> [EXERCISE]:
Your answer is the listing, printed exactly as given.

> [MATERIAL SUPPLIED]:

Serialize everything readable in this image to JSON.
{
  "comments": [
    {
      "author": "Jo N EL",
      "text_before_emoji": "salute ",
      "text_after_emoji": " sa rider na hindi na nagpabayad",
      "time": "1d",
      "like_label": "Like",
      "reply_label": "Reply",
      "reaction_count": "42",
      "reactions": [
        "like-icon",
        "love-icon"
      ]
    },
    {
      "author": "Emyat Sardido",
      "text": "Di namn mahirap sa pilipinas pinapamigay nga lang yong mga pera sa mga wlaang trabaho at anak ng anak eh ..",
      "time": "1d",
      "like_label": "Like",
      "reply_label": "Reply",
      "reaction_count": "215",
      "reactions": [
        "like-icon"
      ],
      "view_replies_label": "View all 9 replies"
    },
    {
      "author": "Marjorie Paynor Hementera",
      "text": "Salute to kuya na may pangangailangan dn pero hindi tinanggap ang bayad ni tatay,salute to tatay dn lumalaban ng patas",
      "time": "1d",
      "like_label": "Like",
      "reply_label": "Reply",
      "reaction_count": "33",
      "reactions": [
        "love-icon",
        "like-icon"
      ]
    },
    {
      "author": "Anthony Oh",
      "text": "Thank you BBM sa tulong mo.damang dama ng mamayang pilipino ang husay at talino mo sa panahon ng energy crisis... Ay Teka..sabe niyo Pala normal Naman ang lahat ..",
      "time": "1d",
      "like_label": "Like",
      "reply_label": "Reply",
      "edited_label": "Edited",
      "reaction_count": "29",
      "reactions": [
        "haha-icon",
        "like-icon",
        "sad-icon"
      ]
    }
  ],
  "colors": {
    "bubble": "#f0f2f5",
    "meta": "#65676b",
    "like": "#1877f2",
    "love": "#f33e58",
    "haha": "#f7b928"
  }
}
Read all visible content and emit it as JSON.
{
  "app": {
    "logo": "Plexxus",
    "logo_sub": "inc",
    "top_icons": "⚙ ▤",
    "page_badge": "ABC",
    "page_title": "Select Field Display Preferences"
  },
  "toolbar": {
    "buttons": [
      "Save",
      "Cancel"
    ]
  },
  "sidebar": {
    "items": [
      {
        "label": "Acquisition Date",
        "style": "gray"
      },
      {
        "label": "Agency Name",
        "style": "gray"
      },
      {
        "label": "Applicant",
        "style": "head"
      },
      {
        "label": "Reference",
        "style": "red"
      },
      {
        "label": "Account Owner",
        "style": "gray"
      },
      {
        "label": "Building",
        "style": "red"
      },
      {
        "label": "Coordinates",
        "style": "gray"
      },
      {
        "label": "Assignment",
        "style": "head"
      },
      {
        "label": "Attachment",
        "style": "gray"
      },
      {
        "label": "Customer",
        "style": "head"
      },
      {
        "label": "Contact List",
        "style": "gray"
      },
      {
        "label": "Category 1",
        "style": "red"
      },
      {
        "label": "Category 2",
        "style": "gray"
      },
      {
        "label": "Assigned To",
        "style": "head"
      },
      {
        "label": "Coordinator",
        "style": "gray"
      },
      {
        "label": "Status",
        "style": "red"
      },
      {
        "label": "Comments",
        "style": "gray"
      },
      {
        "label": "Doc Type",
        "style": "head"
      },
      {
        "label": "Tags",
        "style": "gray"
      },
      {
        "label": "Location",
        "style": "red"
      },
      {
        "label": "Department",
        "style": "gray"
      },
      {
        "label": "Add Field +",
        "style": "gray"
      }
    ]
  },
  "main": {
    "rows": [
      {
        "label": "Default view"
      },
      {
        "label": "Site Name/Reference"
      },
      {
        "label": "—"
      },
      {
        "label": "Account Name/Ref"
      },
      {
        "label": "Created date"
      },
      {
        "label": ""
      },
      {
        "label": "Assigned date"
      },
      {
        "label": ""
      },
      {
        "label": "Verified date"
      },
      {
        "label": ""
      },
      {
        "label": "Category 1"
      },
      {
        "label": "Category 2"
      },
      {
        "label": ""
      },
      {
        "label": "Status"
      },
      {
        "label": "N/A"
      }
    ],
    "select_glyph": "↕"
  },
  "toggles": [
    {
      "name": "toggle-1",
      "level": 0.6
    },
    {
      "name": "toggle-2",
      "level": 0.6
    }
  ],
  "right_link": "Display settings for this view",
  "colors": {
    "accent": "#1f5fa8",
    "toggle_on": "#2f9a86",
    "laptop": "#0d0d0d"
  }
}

> [ANSWER BOX]:
Serialize everything readable in this image to JSON.
{
  "comments": [
    {
      "author": "Jo N EL",
      "text_before_emoji": "salute ",
      "text_after_emoji": " sa rider na hindi na nagpabayad",
      "time": "1d",
      "like_label": "Like",
      "reply_label": "Reply",
      "reaction_count": "42",
      "reactions": [
        "like-icon",
        "love-icon"
      ]
    },
    {
      "author": "Emyat Sardido",
      "text": "Di namn mahirap sa pilipinas pinapamigay nga lang yong mga pera sa mga wlaang trabaho at anak ng anak eh ..",
      "time": "1d",
      "like_label": "Like",
      "reply_label": "Reply",
      "reaction_count": "215",
      "reactions": [
        "like-icon"
      ],
      "view_replies_label": "View all 9 replies"
    },
    {
      "author": "Marjorie Paynor Hementera",
      "text": "Salute to kuya na may pangangailangan dn pero hindi tinanggap ang bayad ni tatay,salute to tatay dn lumalaban ng patas",
      "time": "1d",
      "like_label": "Like",
      "reply_label": "Reply",
      "reaction_count": "33",
      "reactions": [
        "love-icon",
        "like-icon"
      ]
    },
    {
      "author": "Anthony Oh",
      "text": "Thank you BBM sa tulong mo.damang dama ng mamayang pilipino ang husay at talino mo sa panahon ng energy crisis... Ay Teka..sabe niyo Pala normal Naman ang lahat ..",
      "time": "1d",
      "like_label": "Like",
      "reply_label": "Reply",
      "edited_label": "Edited",
      "reaction_count": "29",
      "reactions": [
        "haha-icon",
        "like-icon",
        "sad-icon"
      ]
    }
  ],
  "colors": {
    "bubble": "#f0f2f5",
    "meta": "#65676b",
    "like": "#1877f2",
    "love": "#f33e58",
    "haha": "#f7b928"
  }
}
Read all visible content and emit it as JSON.
{
  "app": {
    "logo": "Plexxus",
    "logo_sub": "inc",
    "top_icons": "⚙ ▤",
    "page_badge": "ABC",
    "page_title": "Select Field Display Preferences"
  },
  "toolbar": {
    "buttons": [
      "Save",
      "Cancel"
    ]
  },
  "sidebar": {
    "items": [
      {
        "label": "Acquisition Date",
        "style": "gray"
      },
      {
        "label": "Agency Name",
        "style": "gray"
      },
      {
        "label": "Applicant",
        "style": "head"
      },
      {
        "label": "Reference",
        "style": "red"
      },
      {
        "label": "Account Owner",
        "style": "gray"
      },
      {
        "label": "Building",
        "style": "red"
      },
      {
        "label": "Coordinates",
        "style": "gray"
      },
      {
        "label": "Assignment",
        "style": "head"
      },
      {
        "label": "Attachment",
        "style": "gray"
      },
      {
        "label": "Customer",
        "style": "head"
      },
      {
        "label": "Contact List",
        "style": "gray"
      },
      {
        "label": "Category 1",
        "style": "red"
      },
      {
        "label": "Category 2",
        "style": "gray"
      },
      {
        "label": "Assigned To",
        "style": "head"
      },
      {
        "label": "Coordinator",
        "style": "gray"
      },
      {
        "label": "Status",
        "style": "red"
      },
      {
        "label": "Comments",
        "style": "gray"
      },
      {
        "label": "Doc Type",
        "style": "head"
      },
      {
        "label": "Tags",
        "style": "gray"
      },
      {
        "label": "Location",
        "style": "red"
      },
      {
        "label": "Department",
        "style": "gray"
      },
      {
        "label": "Add Field +",
        "style": "gray"
      }
    ]
  },
  "main": {
    "rows": [
      {
        "label": "Default view"
      },
      {
        "label": "Site Name/Reference"
      },
      {
        "label": "—"
      },
      {
        "label": "Account Name/Ref"
      },
      {
        "label": "Created date"
      },
      {
        "label": ""
      },
      {
        "label": "Assigned date"
      },
      {
        "label": ""
      },
      {
        "label": "Verified date"
      },
      {
        "label": ""
      },
      {
        "label": "Category 1"
      },
      {
        "label": "Category 2"
      },
      {
        "label": ""
      },
      {
        "label": "Status"
      },
      {
        "label": "N/A"
      }
    ],
    "select_glyph": "↕"
  },
  "toggles": [
    {
      "name": "toggle-1",
      "level": 0.6
    },
    {
      "name": "toggle-2",
      "level": 0.6
    }
  ],
  "right_link": "Display settings for this view",
  "colors": {
    "accent": "#1f5fa8",
    "toggle_on": "#2f9a86",
    "laptop": "#0d0d0d"
  }
}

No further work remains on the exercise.